No Straight Roads Review – PC


No Straight Roads might be one of the biggest hidden gems of the summer, especially if you don’t hang out on the Epic Game Store – game is also available on all the consoles but for some reason not heavily promoted.  This delightfully designed and surprisingly challenging action-combat rhythm game certainly took me by surprise from the opening intro and tutorial stages to the moment hours later when I stopped playing to let my exhausted fingers recover in order to type this review.

Welcome to Vinyl City, a futuristic metropolis powered by the energy of music, specifically EDM, so it’s no wonder that the largest record label, No Straight Roads, runs the show.  But our heroes, guitarist Mayday and her sidekick drummer, Zuke are about to change all that when they try to revitalize the lost genre of rock and roll with their startup band, Bunk Bed Junction.  The game opens with our musicians entering an America’s Got Talent style TV show complete with awkward video introduction before they head to the big stage to perform in front of six imposing judges.

The NSR auditions serve as an integrated and informative tutorial on the controls and rules of the game.  When you aren’t freely exploring the streets of Vinyl City you will be engaged in some sort of combat and the action is directly tied to the beat of whatever music is playing.  Enemies will bounce to the beat before offering up a visual cue that they are about to attack, giving you precious seconds to avoid taking damage.  Between their attacks you can move in for strikes of your own on ground based enemies as well as collecting ammo to fire at flying enemies using an auto-lock targeting system.

Mayday is a brawler, able to swing her guitar for heavy damage while Zuke’s rapid drumming skills allow for cool combos and the ability to repulse certain attacks back on the enemy. When used together they offer a fun and balanced mix of engaging combat as you are able to swap between the two characters as needed.  The AI does a decent job of controlling the other character who will slowly regain health when not in active use, and the game also supports 2-player thus avoiding the need to swap back and forth.

NSR is clearly partial to EDM so Bunk Bed Junction is immediately voted off the show forcing Mayday to start her own rock and roll rebellion based out of their underground sewer lair.  This lair is your hub to all the activities in the game including a crazy Defender-style arcade game.  You can also customize your base with unlockable cosmetics earned during the game, and as you progress in the story additional rooms will be added to your lair, each with their own function and activities.  You can research upcoming enemies and unlock and assign various abilities using the robust skill tree and even feed your pet alligator.
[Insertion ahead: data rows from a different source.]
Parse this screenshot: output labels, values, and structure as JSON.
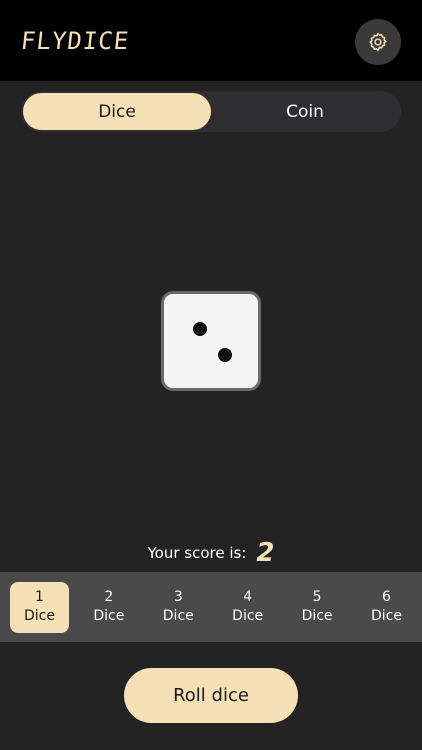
{
  "app": {
    "title": "FLYDICE"
  },
  "header": {
    "settings_icon": "gear-icon"
  },
  "tabs": [
    {
      "label": "Dice",
      "active": true
    },
    {
      "label": "Coin",
      "active": false
    }
  ],
  "die": {
    "face": 2
  },
  "score": {
    "label": "Your score is:",
    "value": "2"
  },
  "dice_count": {
    "selected": 1,
    "options": [
      {
        "number": "1",
        "label": "Dice"
      },
      {
        "number": "2",
        "label": "Dice"
      },
      {
        "number": "3",
        "label": "Dice"
      },
      {
        "number": "4",
        "label": "Dice"
      },
      {
        "number": "5",
        "label": "Dice"
      },
      {
        "number": "6",
        "label": "Dice"
      }
    ]
  },
  "roll_button": {
    "label": "Roll dice"
  },
  "colors": {
    "accent": "#f5e1b5",
    "background": "#232323",
    "header": "#000000",
    "selector_bar": "#4a4a4a"
  }
}
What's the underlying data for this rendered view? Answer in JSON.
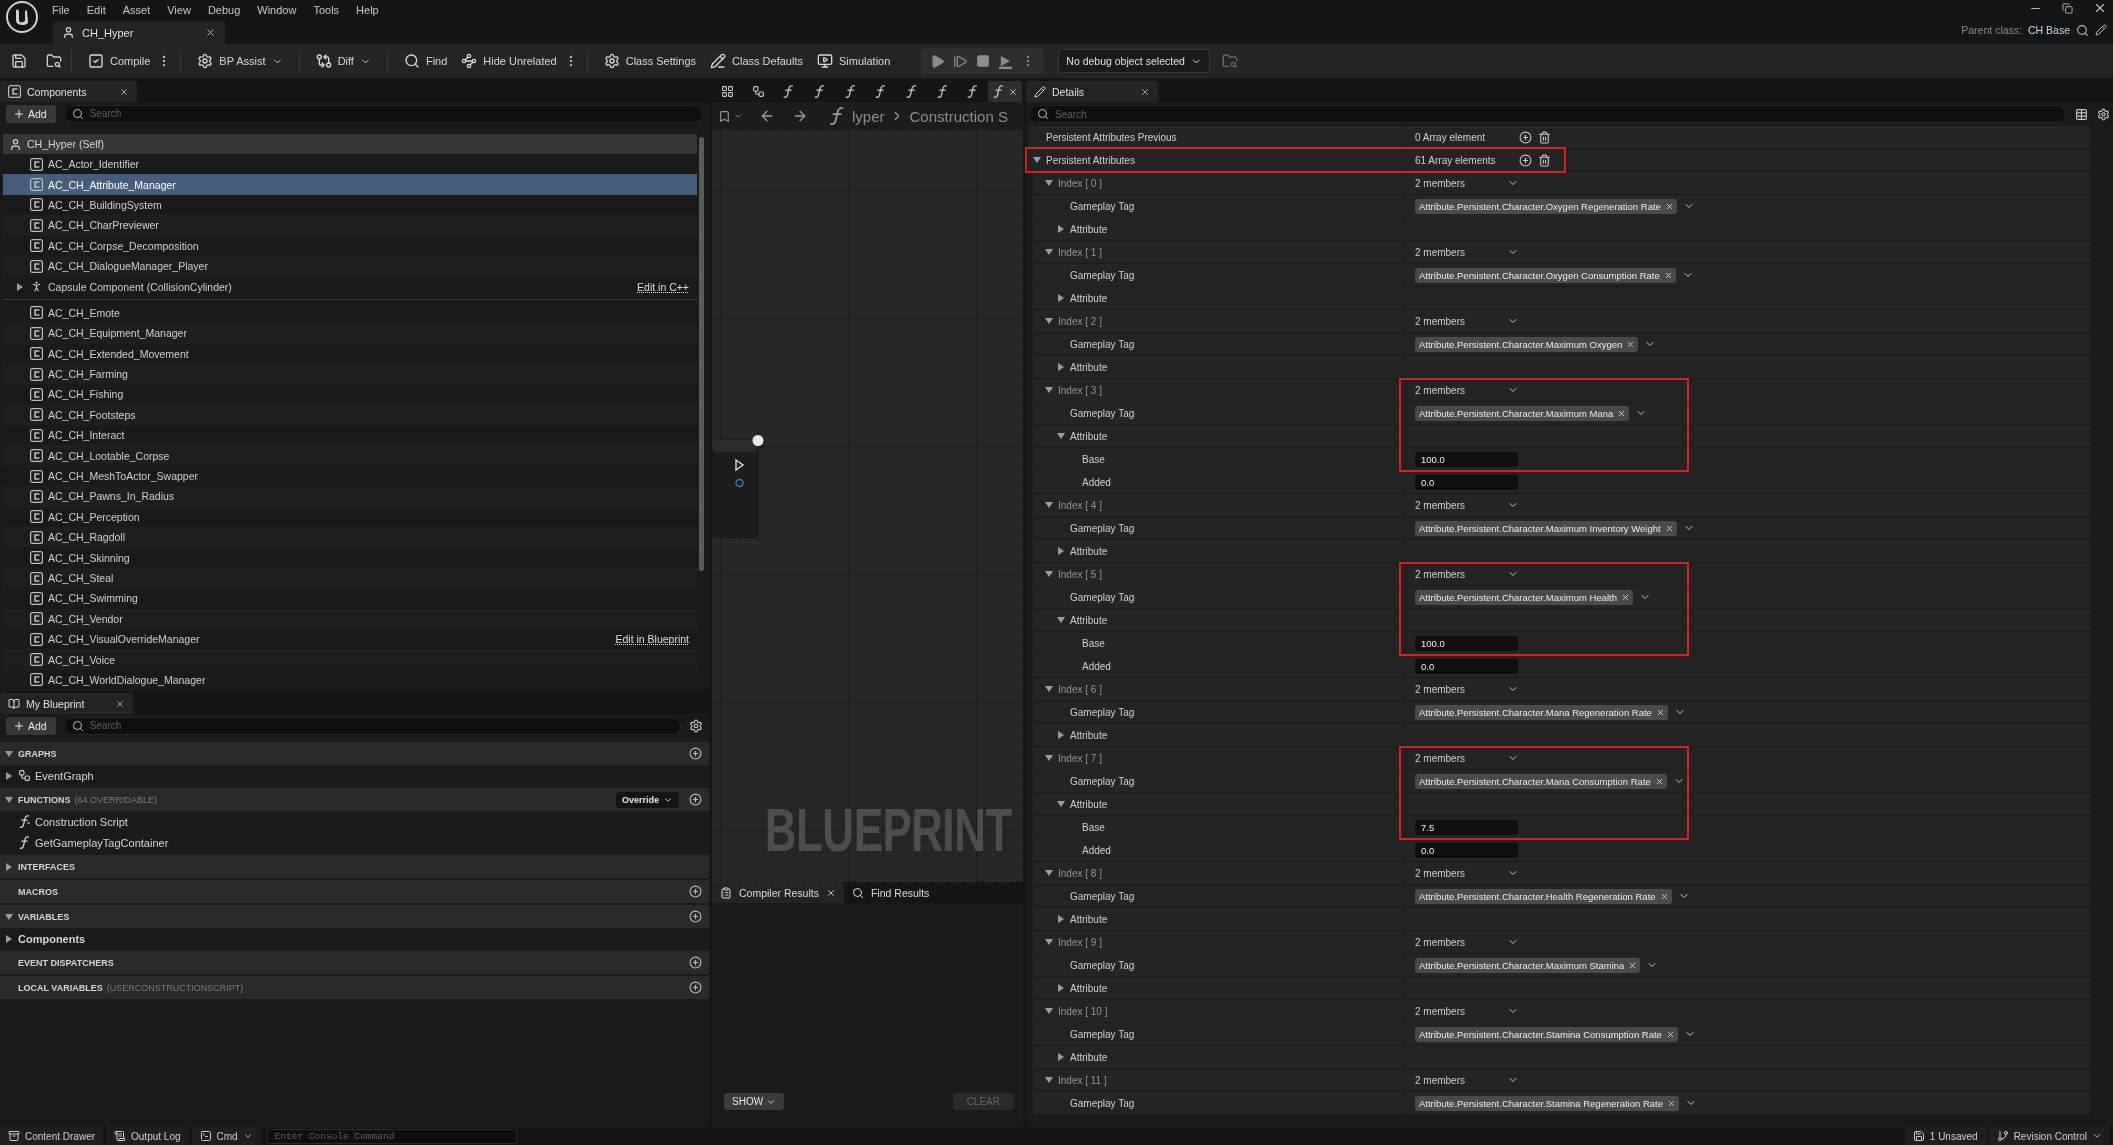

NSR is redirecting power from the general population to power their EDM parties around the city, so Mayday and Zuke must explore the metropolis in search of these energy thieves and defeat them in arena-style combat to restore power to the people.  One of the first encounters will have you going up against this stylish robotic DJ in a massive multi-stage boss fight against him and his minions with combat taking place on a giant spinning vinyl record.  It only gets better from there as the arenas become larger and more complex and more and more enemies are added to each encounter.

Key encounters are all connected with a maze of streets and alleys full of their own rewards for thorough exploration.  You can spend hours roaming the streets and collecting energy pellets and other loot before focusing on your next objectives.  One nice feature is the ability to replay previous encounters using your own favorite song or perhaps you just want to replay a previous boss fight and try for a better score or checkout various new modes to increase the challenge.

No Straight Roads has a nice difficulty progression with encounters that seem to balance with your abilities.  The game mixes in a variety of enemies to keep you on your toes then mixes these encounters into some massive combat arenas with platforming and rail-grinds flashing me back to the days of Jet Set Radio.  There are some great effects for the various strikes and combos for each character as well as fun combo counters and a meter with a needle that moves between rock and EDM based on your performance.  The screen is alive with action and animation constantly.

The game design and core loop of exploration and combat is engaging and addictive.  Exploration will unlock new combat abilities that will make you more formidable in upcoming boss battles and defeating bosses will unlock new districts in the city offering more exciting areas to explore.  But in addition to a solid game mechanic is the outstanding presentation for No Straight Roads with its quirky character designs, gorgeous levels, and some of the best use of color I’ve seen in this generation of games.  There are some camera control issues and an odd resolution limit of 1080p; the latter not as much an issue given the art style.  It’s not only a treat for your eyes but you ears as well with some incredible EDM and rock tracks that are uniquely mixed in real-time based on your gameplay.  Even the background music when exploring the vibrantly lit city is enjoyable.  The voice acting is excellent and while some might find Mayday’s squeaky voice a bit annoying I found her unwavering enthusiasm mixed with moments of intense rage quite endearing.

Expect upwards of 12-15 hours to finish the game but you’re likely to spend lots more time replaying those epic battles with new modes and music, and bringing a friend along for some co-op play totally changes the dynamic of the game.  Words can’t hardly do this game justice, so check out the first two hours of the game in our gameplay video and check out the demo in the Epic Game Store to try the game yourself.  If you enjoy stylish art, challenging combat, and high energy music then No Straight Roads is the game you’ve been waiting for.